YOUR OBJECTIVE: In the records below, find each line holding the word "refund" and copy it.
DATASET RECORDS START
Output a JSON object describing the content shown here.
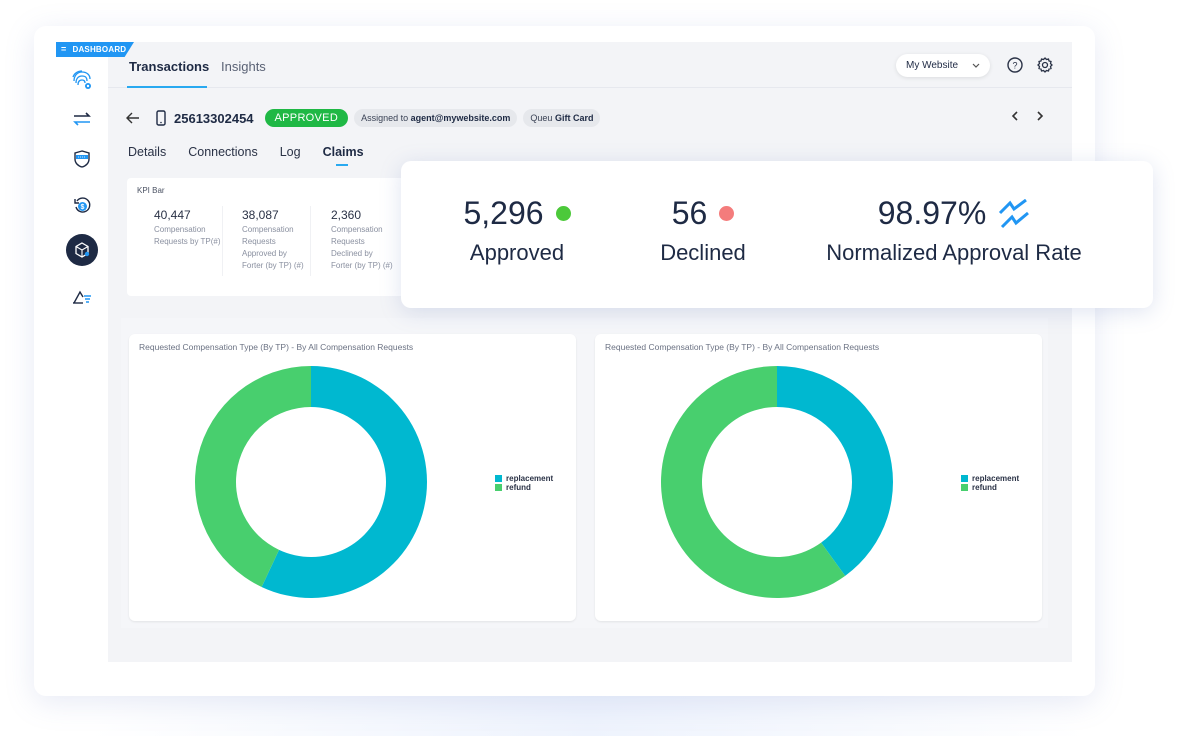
{
  "dashboard_tag": "DASHBOARD",
  "sidebar": {
    "items": [
      {
        "name": "fingerprint-icon",
        "active": false
      },
      {
        "name": "transfer-arrows-icon",
        "active": false
      },
      {
        "name": "shield-card-icon",
        "active": false
      },
      {
        "name": "refund-dollar-icon",
        "active": false
      },
      {
        "name": "cube-network-icon",
        "active": true
      },
      {
        "name": "chart-filter-icon",
        "active": false
      }
    ]
  },
  "header": {
    "tabs": [
      {
        "label": "Transactions",
        "active": true
      },
      {
        "label": "Insights",
        "active": false
      }
    ],
    "site_selector": "My Website",
    "help_icon": "help-circle-icon",
    "settings_icon": "gear-icon"
  },
  "transaction": {
    "id": "25613302454",
    "status": "APPROVED",
    "assigned_prefix": "Assigned to",
    "assigned_to": "agent@mywebsite.com",
    "queue_prefix": "Queu",
    "queue": "Gift Card"
  },
  "sub_tabs": [
    {
      "label": "Details",
      "active": false
    },
    {
      "label": "Connections",
      "active": false
    },
    {
      "label": "Log",
      "active": false
    },
    {
      "label": "Claims",
      "active": true
    }
  ],
  "kpi_bar": {
    "title": "KPI Bar",
    "items": [
      {
        "value": "40,447",
        "label": "Compensation Requests by TP(#)"
      },
      {
        "value": "38,087",
        "label": "Compensation Requests Approved by Forter (by TP) (#)"
      },
      {
        "value": "2,360",
        "label": "Compensation Requests Declined by Forter (by TP) (#)"
      }
    ]
  },
  "summary": {
    "approved": {
      "value": "5,296",
      "label": "Approved",
      "color": "#4cc93a"
    },
    "declined": {
      "value": "56",
      "label": "Declined",
      "color": "#f47c7c"
    },
    "rate": {
      "value": "98.97%",
      "label": "Normalized Approval Rate",
      "color": "#2196f3"
    }
  },
  "colors": {
    "replacement": "#00b8d0",
    "refund": "#48cf6e",
    "accent": "#29a9f0",
    "approved_badge": "#1fb845"
  },
  "chart_data": [
    {
      "type": "pie",
      "title": "Requested Compensation Type (By TP) - By All Compensation Requests",
      "categories": [
        "replacement",
        "refund"
      ],
      "values": [
        57,
        43
      ],
      "legend": "right",
      "donut": true
    },
    {
      "type": "pie",
      "title": "Requested Compensation Type (By TP) - By All Compensation Requests",
      "categories": [
        "replacement",
        "refund"
      ],
      "values": [
        40,
        60
      ],
      "legend": "right",
      "donut": true
    }
  ]
}
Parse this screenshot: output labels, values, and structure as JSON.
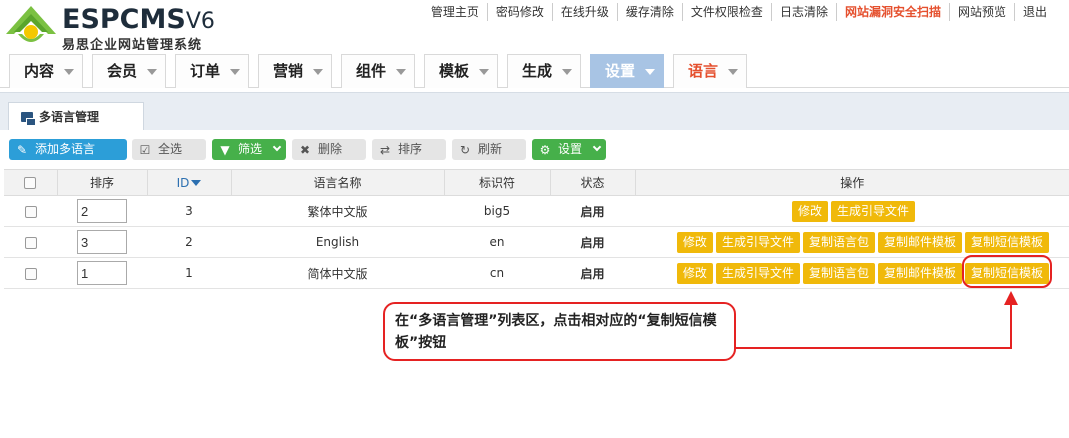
{
  "brand": {
    "name": "ESPCMS",
    "version": "V6",
    "subtitle": "易思企业网站管理系统"
  },
  "topnav": [
    "管理主页",
    "密码修改",
    "在线升级",
    "缓存清除",
    "文件权限检查",
    "日志清除",
    "网站漏洞安全扫描",
    "网站预览",
    "退出"
  ],
  "menu": [
    "内容",
    "会员",
    "订单",
    "营销",
    "组件",
    "模板",
    "生成",
    "设置",
    "语言"
  ],
  "tab": {
    "label": "多语言管理"
  },
  "toolbar": {
    "add": "添加多语言",
    "select_all": "全选",
    "filter": "筛选",
    "delete": "删除",
    "sort": "排序",
    "refresh": "刷新",
    "settings": "设置"
  },
  "table": {
    "headers": [
      "排序",
      "ID",
      "语言名称",
      "标识符",
      "状态",
      "操作"
    ],
    "rows": [
      {
        "sort": "2",
        "id": "3",
        "name": "繁体中文版",
        "code": "big5",
        "status": "启用",
        "ops": [
          "修改",
          "生成引导文件"
        ]
      },
      {
        "sort": "3",
        "id": "2",
        "name": "English",
        "code": "en",
        "status": "启用",
        "ops": [
          "修改",
          "生成引导文件",
          "复制语言包",
          "复制邮件模板",
          "复制短信模板"
        ]
      },
      {
        "sort": "1",
        "id": "1",
        "name": "简体中文版",
        "code": "cn",
        "status": "启用",
        "ops": [
          "修改",
          "生成引导文件",
          "复制语言包",
          "复制邮件模板",
          "复制短信模板"
        ]
      }
    ]
  },
  "annotation": {
    "text": "在“多语言管理”列表区，点击相对应的“复制短信模板”按钮"
  },
  "colors": {
    "accent_orange": "#f0b90a",
    "enabled_green": "#27922c",
    "active_menu": "#a8c4e4",
    "annotation_red": "#e52222"
  }
}
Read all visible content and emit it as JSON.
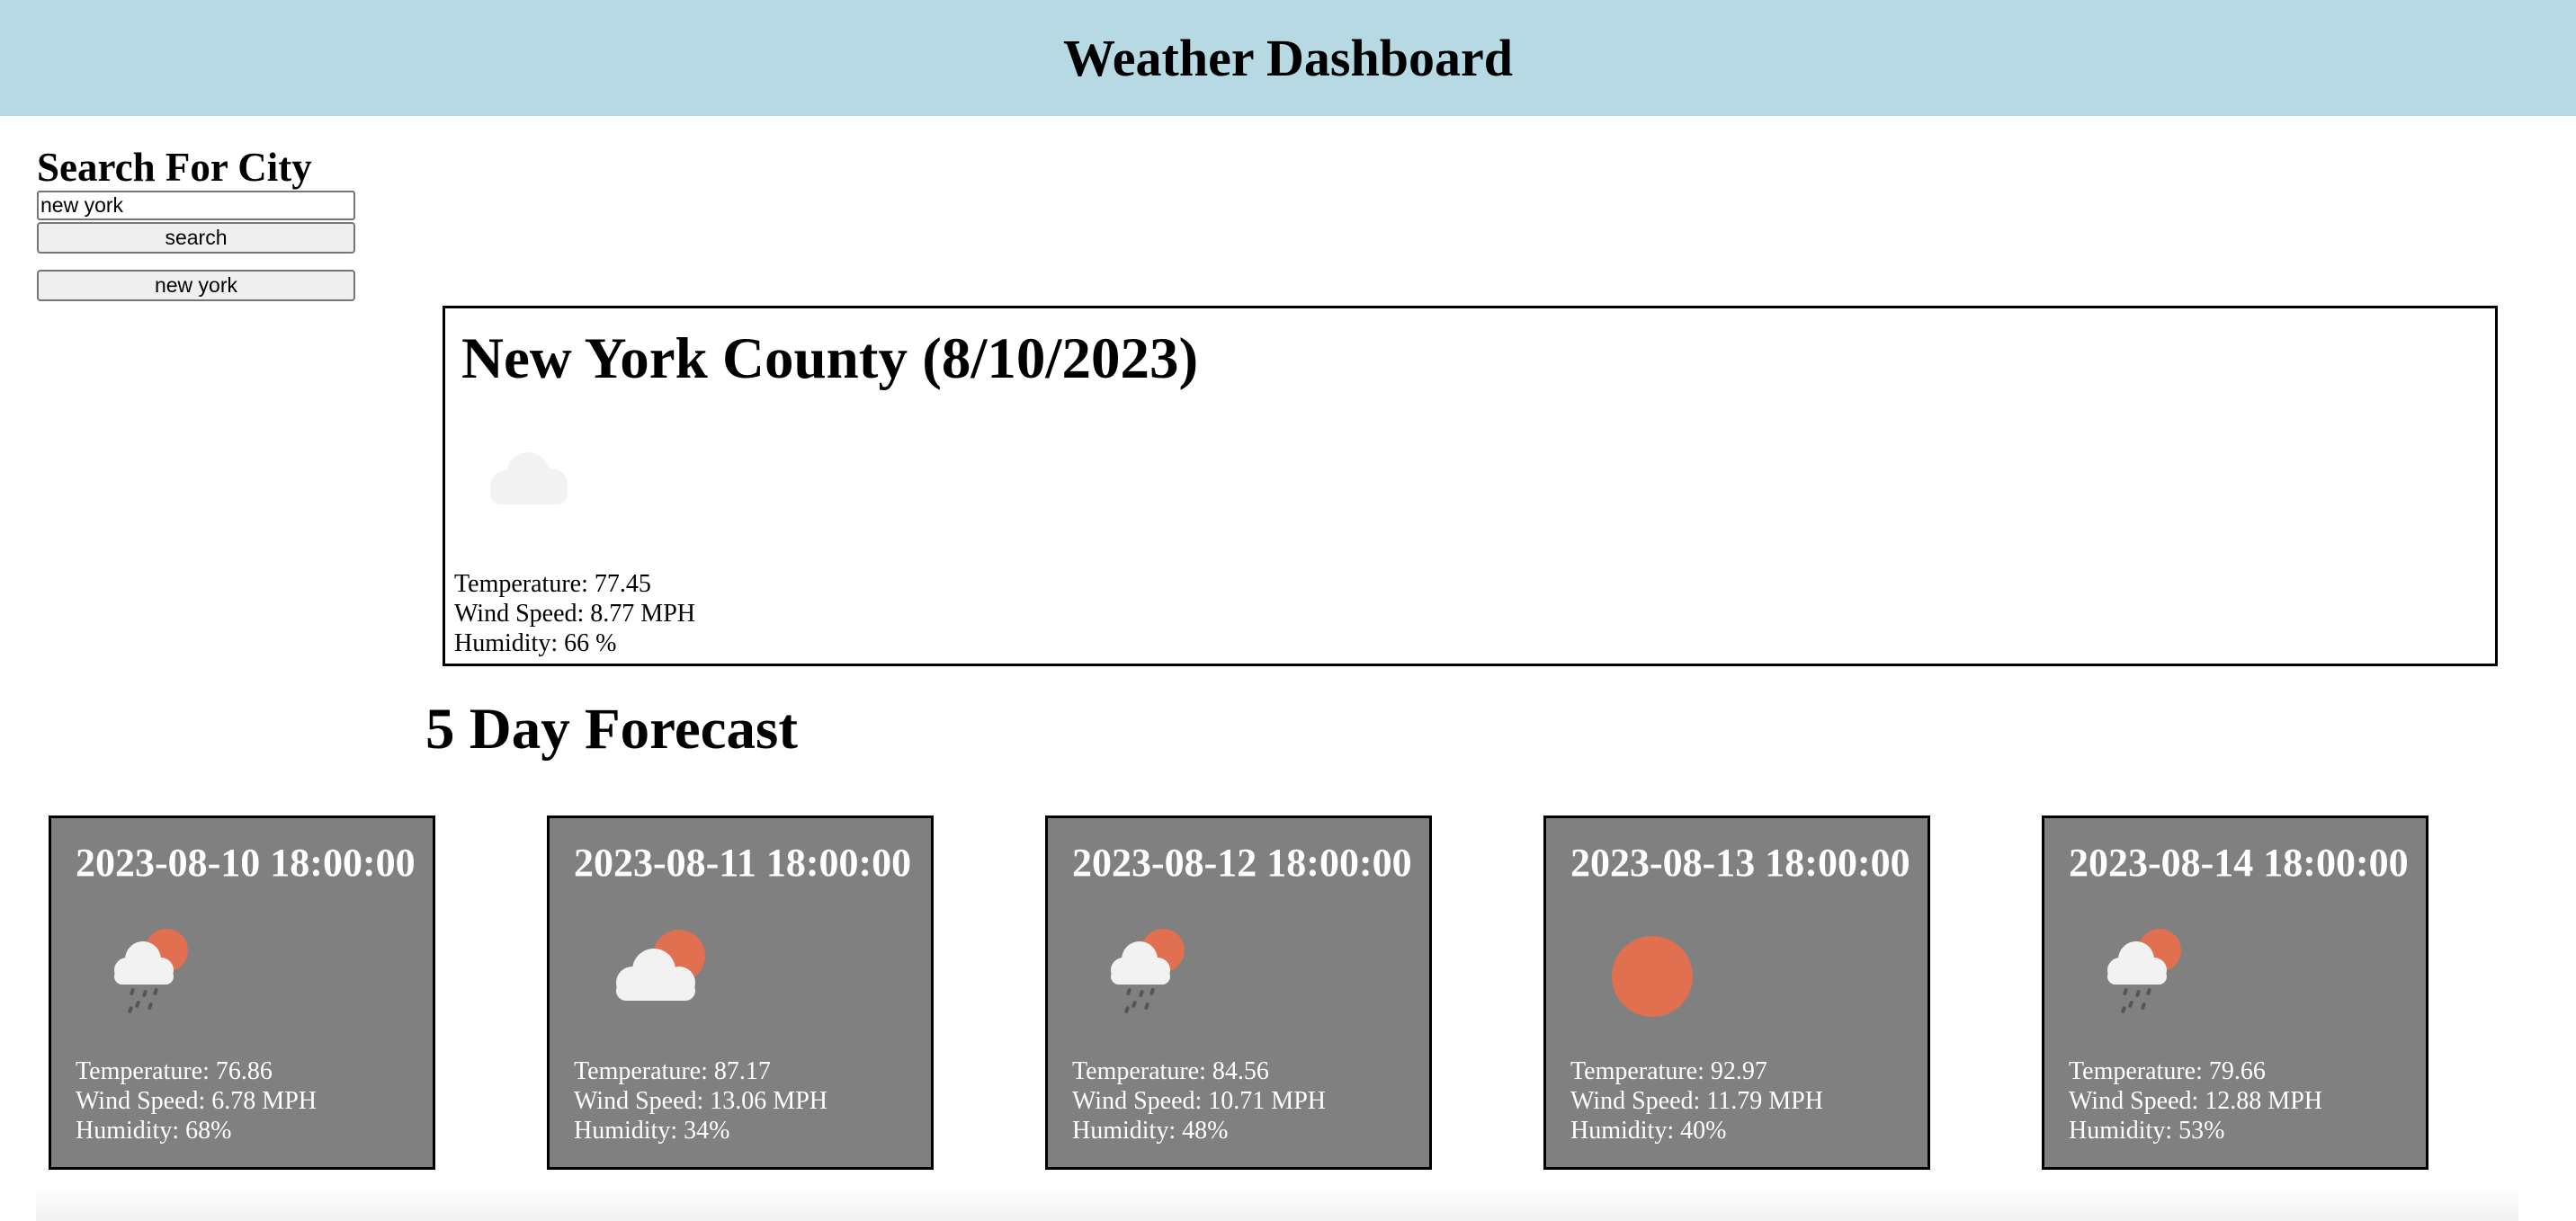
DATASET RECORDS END
SOLUTION TO THE PROBLEM:
        "name": "refund-dollar-icon",
    "refund": "#48cf6e",
        "refund"
        "refund"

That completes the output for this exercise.